On Overtime: Just Give Me Fair Football

08/04/2009 § Leave a comment

The one thing that bothers me the most about both the NFL and FBS college football is overtime.  Neither system provides a fair opportunity for both teams regardless of what their strengths and weaknesses are.

In the NFL format, teams play an extra fifteen-minute quarter by the same rules as regulation play, except for a sudden-death rule.  A coin toss determines which team takes the ball on offense first, and if the overtime ends with no score, the game ends in a tie.

As you might guess, I hate the idea of sudden-death.  From 2000-2007, 30% of the losing teams in an overtime game did not get an offensive possession, and therefore no real chance to win the game.  To me, this is not simply a case of the defense needing to “step up” to give their offense an opportunity to score.  Consider two teams who each have an explosive offense but a weak defense.  They spend regulation trading touchdowns and then enter the overtime period.  Now the team that loses the coin toss must put their weakest unit on the field while the other gets to play their strongest unit.  If the coin-toss-winner scores, the game is over, without their weak defense ever having to “step up.”  This is simply unfair.

Outside of the sudden-death aspect, the silliest thing about NFL overtime is that it can still end in a tie.

Wait, what?

Why would you design a tie-breaking mechanism that can still end in a tie?  It’s absurd, especially when you consider that a no-tie version had to be designed for the playoffs.  I don’t like ties, but if you’re going to allow them, then why not just let the game end in a tie after regulation?  How is a tie after 75 minutes better than a tie after 60 minutes?  I better stop before I break something.

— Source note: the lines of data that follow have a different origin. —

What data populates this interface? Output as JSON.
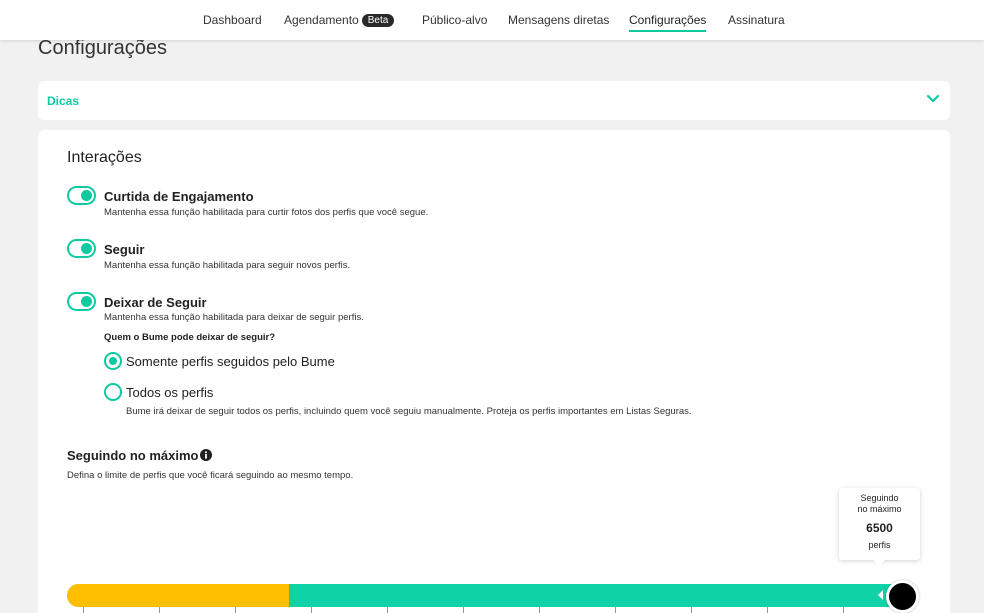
{
  "nav": {
    "items": [
      {
        "label": "Dashboard"
      },
      {
        "label": "Agendamento",
        "badge": "Beta"
      },
      {
        "label": "Público-alvo"
      },
      {
        "label": "Mensagens diretas"
      },
      {
        "label": "Configurações",
        "active": true
      },
      {
        "label": "Assinatura"
      }
    ]
  },
  "page": {
    "title": "Configurações"
  },
  "dicas": {
    "label": "Dicas",
    "icon": "chevron-down-icon"
  },
  "interactions": {
    "title": "Interações",
    "options": [
      {
        "title": "Curtida de Engajamento",
        "description": "Mantenha essa função habilitada para curtir fotos dos perfis que você segue.",
        "enabled": true
      },
      {
        "title": "Seguir",
        "description": "Mantenha essa função habilitada para seguir novos perfis.",
        "enabled": true
      },
      {
        "title": "Deixar de Seguir",
        "description": "Mantenha essa função habilitada para deixar de seguir perfis.",
        "enabled": true
      }
    ],
    "unfollow_question": "Quem o Bume pode deixar de seguir?",
    "radios": [
      {
        "label": "Somente perfis seguidos pelo Bume",
        "selected": true
      },
      {
        "label": "Todos os perfis",
        "selected": false
      }
    ],
    "all_profiles_note": "Bume irá deixar de seguir todos os perfis, incluindo quem você seguiu manualmente. Proteja os perfis importantes em Listas Seguras."
  },
  "max_following": {
    "title": "Seguindo no máximo",
    "info_icon": "info-icon",
    "description": "Defina o limite de perfis que você ficará seguindo ao mesmo tempo.",
    "tooltip": {
      "line1": "Seguindo",
      "line2": "no máximo",
      "value": "6500",
      "unit": "perfis"
    },
    "value": 6500,
    "max": 6500,
    "fill_fraction": 1.0,
    "warning_fraction": 0.266
  },
  "colors": {
    "accent": "#0fc9a0",
    "warning": "#ffbf00",
    "handle": "#000000"
  }
}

In the college format, teams play sets of alternating possessions, starting with the ball 25 yards out of the end zone, and continue until a set ends with a winner.  Sounds fair, right?

Too bad it’s not football.

What happened to the kickoff and the ensuing return?  Punting (and the often electrifying returning of said punts), field position strategies, bend-but-don’t-break defensive schemes—all of these things are thrown out the window in favor of some bizarre football version of Horse.

What do I want then?  Basically, a combination of these systems would suit me perfectly.  From the NFL, I would keep the inclusion of kicking, punting, and returning; from college, the equal-possession format that ensures fairness.  Or, to put it simply, the same game they were playing for the past hour, two untimed, alternating possessions at a time until someone wins.  Is that too much to ask for?




Comments are closed.

What’s this?

You are currently reading On Overtime: Just Give Me Fair Football at On Football.


%d bloggers like this: